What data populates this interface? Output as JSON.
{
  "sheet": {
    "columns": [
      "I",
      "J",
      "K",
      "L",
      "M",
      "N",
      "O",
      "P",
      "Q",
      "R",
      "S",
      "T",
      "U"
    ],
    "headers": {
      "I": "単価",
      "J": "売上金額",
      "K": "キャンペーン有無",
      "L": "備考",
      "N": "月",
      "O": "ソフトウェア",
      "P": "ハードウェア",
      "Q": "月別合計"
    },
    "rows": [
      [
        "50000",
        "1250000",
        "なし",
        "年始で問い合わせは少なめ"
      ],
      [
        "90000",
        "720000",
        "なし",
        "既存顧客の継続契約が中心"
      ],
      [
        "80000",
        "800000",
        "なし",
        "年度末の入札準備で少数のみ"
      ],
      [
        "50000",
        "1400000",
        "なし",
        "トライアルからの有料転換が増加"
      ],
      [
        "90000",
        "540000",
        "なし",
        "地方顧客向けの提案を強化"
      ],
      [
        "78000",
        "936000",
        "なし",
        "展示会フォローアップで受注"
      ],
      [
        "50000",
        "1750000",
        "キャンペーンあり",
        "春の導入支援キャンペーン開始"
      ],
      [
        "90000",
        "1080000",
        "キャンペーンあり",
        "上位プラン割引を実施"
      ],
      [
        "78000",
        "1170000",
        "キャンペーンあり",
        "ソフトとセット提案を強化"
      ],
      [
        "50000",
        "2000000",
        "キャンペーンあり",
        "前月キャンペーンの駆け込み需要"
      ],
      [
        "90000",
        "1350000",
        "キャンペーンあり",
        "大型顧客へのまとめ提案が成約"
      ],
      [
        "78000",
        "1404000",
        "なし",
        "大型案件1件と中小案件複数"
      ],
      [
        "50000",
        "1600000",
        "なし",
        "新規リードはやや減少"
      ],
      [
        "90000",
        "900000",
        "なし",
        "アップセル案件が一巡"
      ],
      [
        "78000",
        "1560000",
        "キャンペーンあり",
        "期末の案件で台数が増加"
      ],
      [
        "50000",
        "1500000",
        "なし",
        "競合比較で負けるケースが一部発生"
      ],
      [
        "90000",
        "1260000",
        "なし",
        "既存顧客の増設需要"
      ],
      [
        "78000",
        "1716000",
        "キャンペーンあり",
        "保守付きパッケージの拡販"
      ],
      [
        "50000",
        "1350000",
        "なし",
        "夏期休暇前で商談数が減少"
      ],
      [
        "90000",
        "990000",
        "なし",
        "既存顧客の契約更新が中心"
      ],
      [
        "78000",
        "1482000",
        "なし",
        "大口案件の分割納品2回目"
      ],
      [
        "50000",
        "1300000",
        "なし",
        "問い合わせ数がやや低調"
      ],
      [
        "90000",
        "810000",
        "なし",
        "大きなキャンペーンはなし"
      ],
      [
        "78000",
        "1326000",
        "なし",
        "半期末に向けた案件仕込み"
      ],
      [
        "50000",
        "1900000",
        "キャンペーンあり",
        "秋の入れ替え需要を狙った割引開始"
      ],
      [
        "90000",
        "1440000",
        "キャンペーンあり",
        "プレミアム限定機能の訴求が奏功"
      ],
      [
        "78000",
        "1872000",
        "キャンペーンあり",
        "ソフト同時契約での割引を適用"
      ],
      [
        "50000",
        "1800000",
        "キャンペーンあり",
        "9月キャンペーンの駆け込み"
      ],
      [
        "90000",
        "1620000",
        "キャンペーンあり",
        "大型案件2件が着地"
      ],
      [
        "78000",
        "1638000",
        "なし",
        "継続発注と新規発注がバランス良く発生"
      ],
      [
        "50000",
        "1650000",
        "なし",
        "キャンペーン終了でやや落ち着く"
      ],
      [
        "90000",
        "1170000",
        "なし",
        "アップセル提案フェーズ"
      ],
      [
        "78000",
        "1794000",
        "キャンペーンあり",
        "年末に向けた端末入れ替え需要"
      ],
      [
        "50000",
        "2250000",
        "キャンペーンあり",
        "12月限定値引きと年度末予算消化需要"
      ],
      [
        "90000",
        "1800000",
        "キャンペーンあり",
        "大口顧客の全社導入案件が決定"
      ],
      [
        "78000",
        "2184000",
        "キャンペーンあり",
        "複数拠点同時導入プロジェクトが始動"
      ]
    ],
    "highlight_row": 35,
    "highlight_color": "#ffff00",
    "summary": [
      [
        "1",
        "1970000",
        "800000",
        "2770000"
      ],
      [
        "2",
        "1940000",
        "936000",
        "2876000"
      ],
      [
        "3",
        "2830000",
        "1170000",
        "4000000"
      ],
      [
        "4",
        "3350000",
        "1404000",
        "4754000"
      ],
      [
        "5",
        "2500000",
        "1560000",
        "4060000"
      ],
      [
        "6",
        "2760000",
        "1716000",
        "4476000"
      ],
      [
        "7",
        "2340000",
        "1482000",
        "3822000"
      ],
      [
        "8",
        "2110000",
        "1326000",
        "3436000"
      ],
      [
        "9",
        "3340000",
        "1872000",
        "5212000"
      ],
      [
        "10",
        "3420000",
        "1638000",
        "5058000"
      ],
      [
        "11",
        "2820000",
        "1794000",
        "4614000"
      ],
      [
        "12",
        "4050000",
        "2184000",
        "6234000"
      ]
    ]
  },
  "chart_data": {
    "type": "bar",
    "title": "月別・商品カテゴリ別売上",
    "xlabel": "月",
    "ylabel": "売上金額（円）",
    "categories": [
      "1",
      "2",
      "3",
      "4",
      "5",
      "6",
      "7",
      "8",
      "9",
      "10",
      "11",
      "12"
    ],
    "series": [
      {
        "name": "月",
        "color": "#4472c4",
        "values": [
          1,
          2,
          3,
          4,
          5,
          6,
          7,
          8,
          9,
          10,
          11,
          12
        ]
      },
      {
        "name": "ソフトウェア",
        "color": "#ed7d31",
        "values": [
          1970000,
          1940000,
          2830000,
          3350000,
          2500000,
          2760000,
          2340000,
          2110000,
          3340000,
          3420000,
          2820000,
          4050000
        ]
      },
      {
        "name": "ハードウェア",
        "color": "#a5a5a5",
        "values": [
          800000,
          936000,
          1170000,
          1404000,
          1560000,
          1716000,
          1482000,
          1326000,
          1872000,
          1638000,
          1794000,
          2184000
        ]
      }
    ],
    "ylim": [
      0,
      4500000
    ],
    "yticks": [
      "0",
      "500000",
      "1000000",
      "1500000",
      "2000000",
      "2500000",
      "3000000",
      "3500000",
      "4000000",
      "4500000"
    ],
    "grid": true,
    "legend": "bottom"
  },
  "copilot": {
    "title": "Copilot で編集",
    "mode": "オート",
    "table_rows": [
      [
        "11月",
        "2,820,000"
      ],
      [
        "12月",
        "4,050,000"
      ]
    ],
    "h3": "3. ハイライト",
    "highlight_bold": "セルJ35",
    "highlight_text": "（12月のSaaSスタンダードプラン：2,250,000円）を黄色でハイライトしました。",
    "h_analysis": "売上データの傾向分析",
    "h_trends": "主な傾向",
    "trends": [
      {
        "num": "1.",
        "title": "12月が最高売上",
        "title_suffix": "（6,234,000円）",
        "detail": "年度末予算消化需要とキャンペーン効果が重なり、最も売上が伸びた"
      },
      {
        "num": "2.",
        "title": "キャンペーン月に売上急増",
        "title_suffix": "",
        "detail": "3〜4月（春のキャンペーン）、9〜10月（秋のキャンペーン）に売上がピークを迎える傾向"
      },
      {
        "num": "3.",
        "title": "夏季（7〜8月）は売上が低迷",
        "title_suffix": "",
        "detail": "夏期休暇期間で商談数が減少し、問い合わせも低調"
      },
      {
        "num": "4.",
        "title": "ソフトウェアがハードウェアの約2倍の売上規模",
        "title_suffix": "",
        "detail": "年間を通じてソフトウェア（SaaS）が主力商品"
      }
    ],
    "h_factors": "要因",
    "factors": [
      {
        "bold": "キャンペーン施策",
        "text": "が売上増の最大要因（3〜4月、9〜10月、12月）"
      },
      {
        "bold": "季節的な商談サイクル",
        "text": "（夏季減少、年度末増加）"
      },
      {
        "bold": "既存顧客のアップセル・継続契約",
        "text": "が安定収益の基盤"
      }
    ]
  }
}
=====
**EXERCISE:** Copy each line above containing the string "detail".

**SOLUTION:**
        "detail": "年度末予算消化需要とキャンペーン効果が重なり、最も売上が伸びた"
        "detail": "3〜4月（春のキャンペーン）、9〜10月（秋のキャンペーン）に売上がピークを迎える傾向"
        "detail": "夏期休暇期間で商談数が減少し、問い合わせも低調"
        "detail": "年間を通じてソフトウェア（SaaS）が主力商品"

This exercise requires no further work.